#15. Francisco Peguero – OF, 25 yo, AAA: Peguero is still considered one of the top position player prospects in the Giants organization by some, but he is starting to slide down my list. Known as a guy who could really flash a lot of tools if he put everything together, Peguero just doesn’t look like he will hit enough to be an every-day outfielder. He’s a solid defender with above-average speed, but he’s 25 and has only managed 32 AB in his major league career. Could be a valuable bench player if he can learn to be a productive situational hitter, but I don’t see him making many contributions with the Giants. Just my thought, but I could see him being included as part of a trade if the Giants are buyers at the deadline.

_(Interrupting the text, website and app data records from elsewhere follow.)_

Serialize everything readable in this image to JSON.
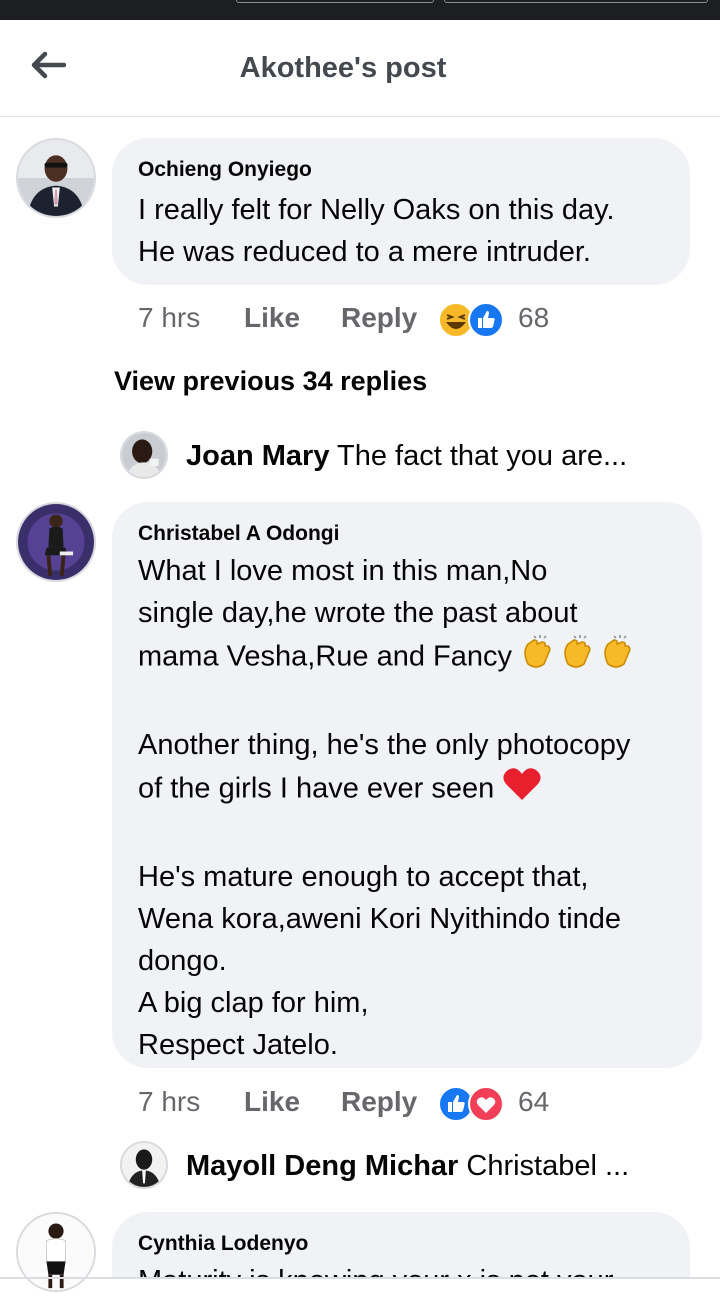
{
  "header": {
    "title": "Akothee's post"
  },
  "comments": [
    {
      "author": "Ochieng Onyiego",
      "lines": [
        "I really felt for Nelly Oaks on this day.",
        "He was reduced to a mere intruder."
      ],
      "time": "7 hrs",
      "like": "Like",
      "reply": "Reply",
      "reaction_count": "68",
      "reactions": [
        "laugh-icon",
        "like-icon"
      ]
    },
    {
      "author": "Christabel A Odongi",
      "lines": [
        "What I love most in this man,No",
        "single day,he wrote the past about",
        "mama Vesha,Rue and Fancy",
        "",
        "Another thing, he's the only photocopy",
        "of the girls I have ever seen",
        "",
        "He's mature enough to accept that,",
        "Wena kora,aweni Kori Nyithindo tinde",
        "dongo.",
        "A big clap for him,",
        "Respect Jatelo."
      ],
      "time": "7 hrs",
      "like": "Like",
      "reply": "Reply",
      "reaction_count": "64",
      "reactions": [
        "like-icon",
        "love-icon"
      ]
    },
    {
      "author": "Cynthia Lodenyo",
      "lines": [
        "Maturity is knowing your x is not your"
      ]
    }
  ],
  "view_previous": "View previous 34 replies",
  "replies": [
    {
      "name": "Joan Mary",
      "text": "The fact that you are..."
    },
    {
      "name": "Mayoll Deng Michar",
      "text": "Christabel ..."
    }
  ],
  "colors": {
    "bubble": "#f0f2f5",
    "meta": "#65676b",
    "like_blue": "#1877f2",
    "love_red": "#f33e58",
    "laugh_yellow": "#f7b928"
  }
}
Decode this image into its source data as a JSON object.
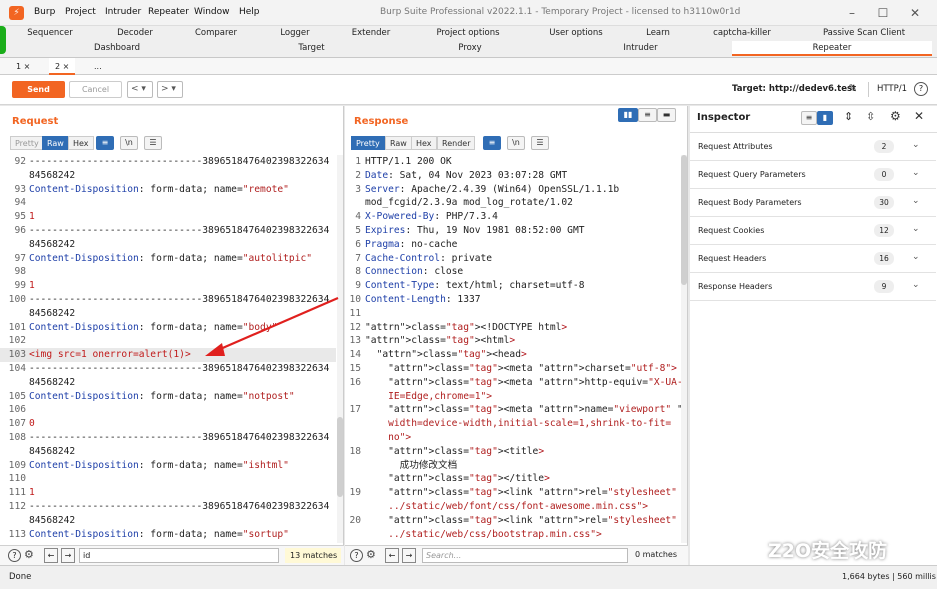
{
  "window": {
    "app_icon": "burp-icon",
    "menu": [
      "Burp",
      "Project",
      "Intruder",
      "Repeater",
      "Window",
      "Help"
    ],
    "title": "Burp Suite Professional v2022.1.1 - Temporary Project - licensed to h3110w0r1d"
  },
  "tool_tabs_row1": [
    "Sequencer",
    "Decoder",
    "Comparer",
    "Logger",
    "Extender",
    "Project options",
    "User options",
    "Learn",
    "captcha-killer",
    "Passive Scan Client"
  ],
  "tool_tabs_row2": [
    "Dashboard",
    "Target",
    "Proxy",
    "Intruder",
    "Repeater"
  ],
  "active_tool_tab": "Repeater",
  "sub_tabs": [
    "1 ×",
    "2 ×",
    "..."
  ],
  "toolbar": {
    "send_label": "Send",
    "cancel_label": "Cancel",
    "back": "<",
    "back_dd": "▾",
    "fwd": ">",
    "fwd_dd": "▾",
    "target_label": "Target: http://dedev6.test",
    "http_version": "HTTP/1"
  },
  "request": {
    "title": "Request",
    "view_tabs": [
      "Pretty",
      "Raw",
      "Hex"
    ],
    "active_view": "Raw",
    "search_value": "id",
    "matches": "13 matches",
    "lines": [
      {
        "n": "92",
        "t": "------------------------------3896518476402398322634"
      },
      {
        "n": "",
        "t": "84568242"
      },
      {
        "n": "93",
        "t": "Content-Disposition: form-data; name=\"remote\""
      },
      {
        "n": "94",
        "t": ""
      },
      {
        "n": "95",
        "t": "1"
      },
      {
        "n": "96",
        "t": "------------------------------3896518476402398322634"
      },
      {
        "n": "",
        "t": "84568242"
      },
      {
        "n": "97",
        "t": "Content-Disposition: form-data; name=\"autolitpic\""
      },
      {
        "n": "98",
        "t": ""
      },
      {
        "n": "99",
        "t": "1"
      },
      {
        "n": "100",
        "t": "------------------------------3896518476402398322634"
      },
      {
        "n": "",
        "t": "84568242"
      },
      {
        "n": "101",
        "t": "Content-Disposition: form-data; name=\"body\""
      },
      {
        "n": "102",
        "t": ""
      },
      {
        "n": "103",
        "t": "<img src=1 onerror=alert(1)>"
      },
      {
        "n": "104",
        "t": "------------------------------3896518476402398322634"
      },
      {
        "n": "",
        "t": "84568242"
      },
      {
        "n": "105",
        "t": "Content-Disposition: form-data; name=\"notpost\""
      },
      {
        "n": "106",
        "t": ""
      },
      {
        "n": "107",
        "t": "0"
      },
      {
        "n": "108",
        "t": "------------------------------3896518476402398322634"
      },
      {
        "n": "",
        "t": "84568242"
      },
      {
        "n": "109",
        "t": "Content-Disposition: form-data; name=\"ishtml\""
      },
      {
        "n": "110",
        "t": ""
      },
      {
        "n": "111",
        "t": "1"
      },
      {
        "n": "112",
        "t": "------------------------------3896518476402398322634"
      },
      {
        "n": "",
        "t": "84568242"
      },
      {
        "n": "113",
        "t": "Content-Disposition: form-data; name=\"sortup\""
      }
    ]
  },
  "response": {
    "title": "Response",
    "view_tabs": [
      "Pretty",
      "Raw",
      "Hex",
      "Render"
    ],
    "active_view": "Pretty",
    "search_placeholder": "Search...",
    "matches": "0 matches",
    "lines": [
      {
        "n": "1",
        "t": "HTTP/1.1 200 OK"
      },
      {
        "n": "2",
        "t": "Date: Sat, 04 Nov 2023 03:07:28 GMT"
      },
      {
        "n": "3",
        "t": "Server: Apache/2.4.39 (Win64) OpenSSL/1.1.1b"
      },
      {
        "n": "",
        "t": "mod_fcgid/2.3.9a mod_log_rotate/1.02"
      },
      {
        "n": "4",
        "t": "X-Powered-By: PHP/7.3.4"
      },
      {
        "n": "5",
        "t": "Expires: Thu, 19 Nov 1981 08:52:00 GMT"
      },
      {
        "n": "6",
        "t": "Pragma: no-cache"
      },
      {
        "n": "7",
        "t": "Cache-Control: private"
      },
      {
        "n": "8",
        "t": "Connection: close"
      },
      {
        "n": "9",
        "t": "Content-Type: text/html; charset=utf-8"
      },
      {
        "n": "10",
        "t": "Content-Length: 1337"
      },
      {
        "n": "11",
        "t": ""
      },
      {
        "n": "12",
        "t": "<!DOCTYPE html>"
      },
      {
        "n": "13",
        "t": "<html>"
      },
      {
        "n": "14",
        "t": "  <head>"
      },
      {
        "n": "15",
        "t": "    <meta charset=\"utf-8\">"
      },
      {
        "n": "16",
        "t": "    <meta http-equiv=\"X-UA-Compatible\" content=\""
      },
      {
        "n": "",
        "t": "    IE=Edge,chrome=1\">"
      },
      {
        "n": "17",
        "t": "    <meta name=\"viewport\" content=\""
      },
      {
        "n": "",
        "t": "    width=device-width,initial-scale=1,shrink-to-fit="
      },
      {
        "n": "",
        "t": "    no\">"
      },
      {
        "n": "18",
        "t": "    <title>"
      },
      {
        "n": "",
        "t": "      成功修改文档"
      },
      {
        "n": "",
        "t": "    </title>"
      },
      {
        "n": "19",
        "t": "    <link rel=\"stylesheet\" href=\""
      },
      {
        "n": "",
        "t": "    ../static/web/font/css/font-awesome.min.css\">"
      },
      {
        "n": "20",
        "t": "    <link rel=\"stylesheet\" href=\""
      },
      {
        "n": "",
        "t": "    ../static/web/css/bootstrap.min.css\">"
      }
    ]
  },
  "inspector": {
    "title": "Inspector",
    "rows": [
      {
        "label": "Request Attributes",
        "count": "2"
      },
      {
        "label": "Request Query Parameters",
        "count": "0"
      },
      {
        "label": "Request Body Parameters",
        "count": "30"
      },
      {
        "label": "Request Cookies",
        "count": "12"
      },
      {
        "label": "Request Headers",
        "count": "16"
      },
      {
        "label": "Response Headers",
        "count": "9"
      }
    ]
  },
  "status": {
    "left": "Done",
    "right": "1,664 bytes | 560 millis"
  },
  "watermark": "Z2O安全攻防",
  "colors": {
    "accent": "#f26522",
    "blue": "#2f6db5",
    "arrow": "#e0201e"
  }
}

#16. Roger Kieschnick – OF, 26 yo, AAA: Kieschnick is a guy who I feel could be seeing his window closing with the Giants. Unfortunately, he’s never gotten the chance to show what he can do in AT&T Park. The athletic lefty was taken in the 3rd round in 2008 from Texas Tech, and he burst onto the scene with 23 HR and 110 RBI in his first professional season at San Jose. After spending two rocky seasons in AA, Kieschnick opened 2012 in AAA Fresno, where he hit .306 with 15 HR in 55 games. A season-ending shoulder injury probably cost him a shot at making his MLB debut. Injuries have been a theme for him during his pro career. This season, he’s cooled down considerably after a hot start. He strikes out in bunches, but I’m still impressed by his ability to hit for extra bases (37 in 78 games), and he’s known for his defense and arm in the outfield. His 9 triples really stand out, and I think his athleticism and tools could be of use for a major league team. I just don’t know if the Giants are that team anymore.

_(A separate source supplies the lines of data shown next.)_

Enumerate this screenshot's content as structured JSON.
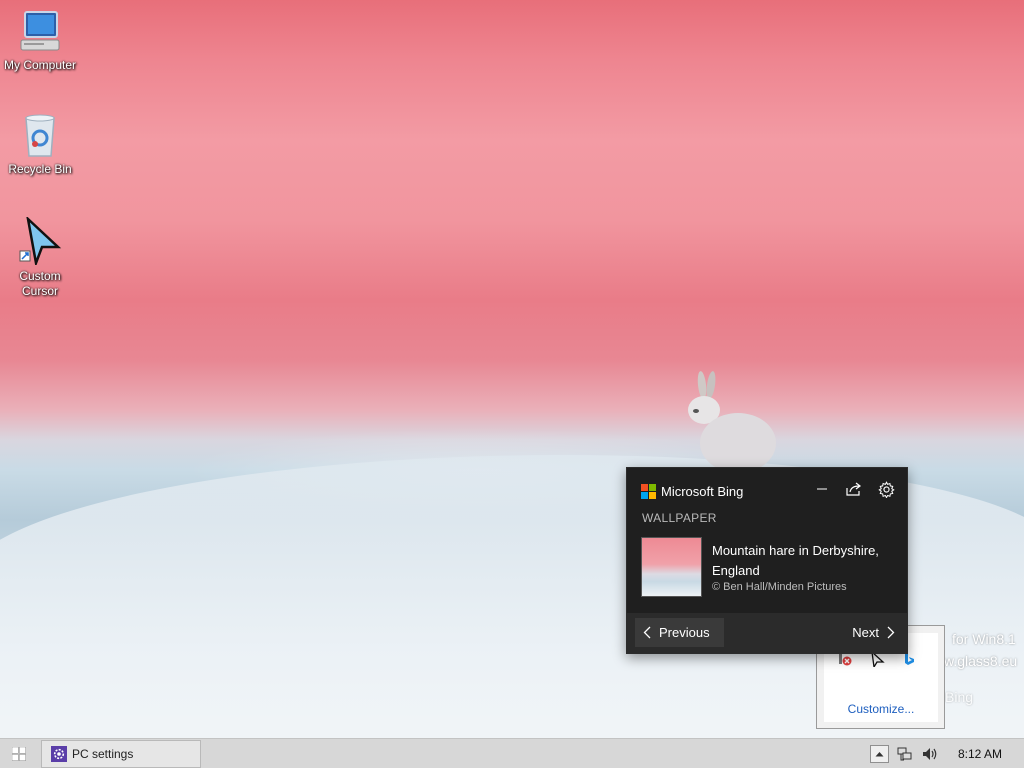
{
  "desktop": {
    "icons": [
      {
        "label": "My Computer",
        "icon": "computer-icon"
      },
      {
        "label": "Recycle Bin",
        "icon": "recycle-bin-icon"
      },
      {
        "label": "Custom\nCursor",
        "icon": "cursor-shortcut-icon"
      }
    ],
    "watermark": {
      "line1": "for Win8.1",
      "line2": "w.glass8.eu",
      "line3": "Bing"
    }
  },
  "bing_flyout": {
    "brand": "Microsoft Bing",
    "section": "WALLPAPER",
    "wallpaper_title": "Mountain hare in Derbyshire, England",
    "credit": "© Ben Hall/Minden Pictures",
    "previous_label": "Previous",
    "next_label": "Next",
    "logo_colors": [
      "#f25022",
      "#7fba00",
      "#00a4ef",
      "#ffb900"
    ]
  },
  "tray_popup": {
    "customize_label": "Customize..."
  },
  "taskbar": {
    "task_label": "PC settings",
    "clock": "8:12 AM"
  },
  "colors": {
    "flyout_bg": "#1f1f1f",
    "taskbar_bg": "#d7d7d7",
    "link": "#1e5fbf"
  }
}
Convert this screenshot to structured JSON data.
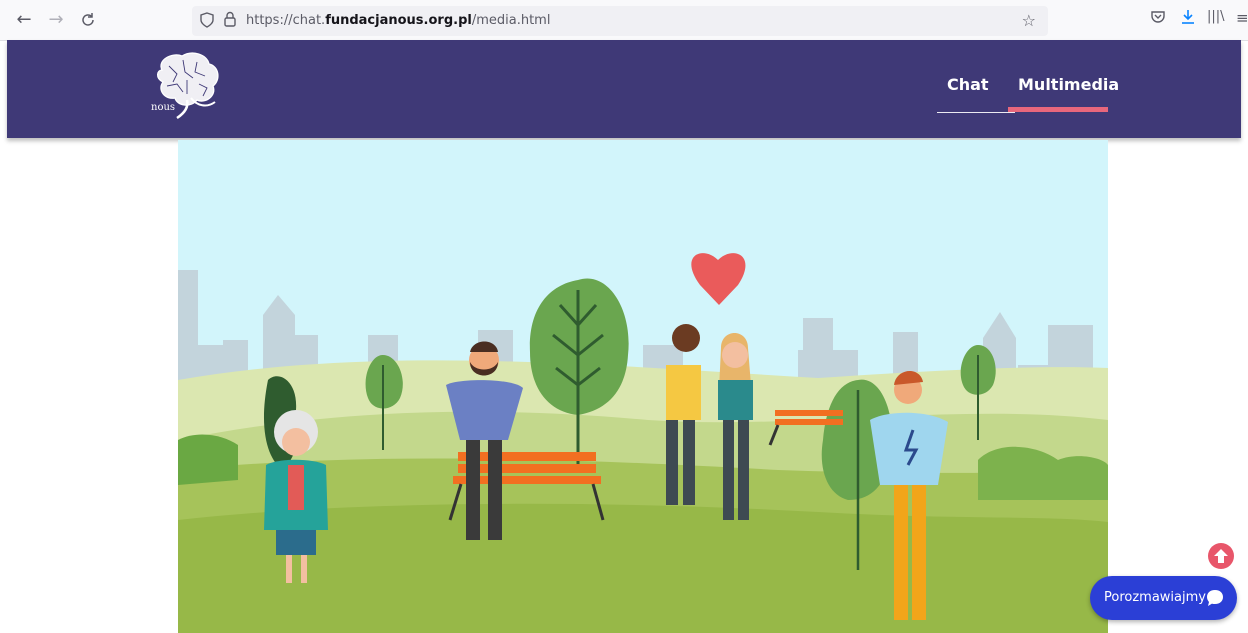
{
  "browser": {
    "url_prefix": "https://chat.",
    "url_domain": "fundacjanous.org.pl",
    "url_path": "/media.html",
    "back_glyph": "←",
    "forward_glyph": "→",
    "reload_glyph": "C",
    "shield_glyph": "◯",
    "lock_glyph": "🔒",
    "star_glyph": "☆",
    "pocket_glyph": "⛉",
    "download_glyph": "⭳",
    "library_glyph": "|||\\",
    "menu_glyph": "≡"
  },
  "site": {
    "logo_text": "nous",
    "nav": [
      {
        "label": "Chat",
        "active": false
      },
      {
        "label": "Multimedia",
        "active": true
      }
    ],
    "accent_color": "#e8677c",
    "header_color": "#3f3977"
  },
  "media": {
    "description": "animated park illustration video frame"
  },
  "widgets": {
    "chat_button_label": "Porozmawiajmy",
    "chat_button_color": "#2b3fd6",
    "scroll_top_color": "#e8566a"
  }
}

#17. Edwin Escobar – LHP, 21 yo, Hi-A: Escobar is a left-handed starting pitcher from Venezuela who is really coming into his own these days. Originally signed by Texas, he came to the Giants in a trade for Ben Snyder in 2010. Snyder never made it to the bigs, and Escobar put up some impressive numbers in Lo-A last season (2.96 ERA, 122k/32bb in 22 starts). He’s been even better in San Jose this year, posting a k/9 of 11.4 and a bb/9 of 2.0 (both career bests) through his first 13 starts, with an ERA sitting in the low 3’s. He tosses a low-90’s fastball, and I think the Giants have a real sleeper here if he can continue his progression of the past year and a half.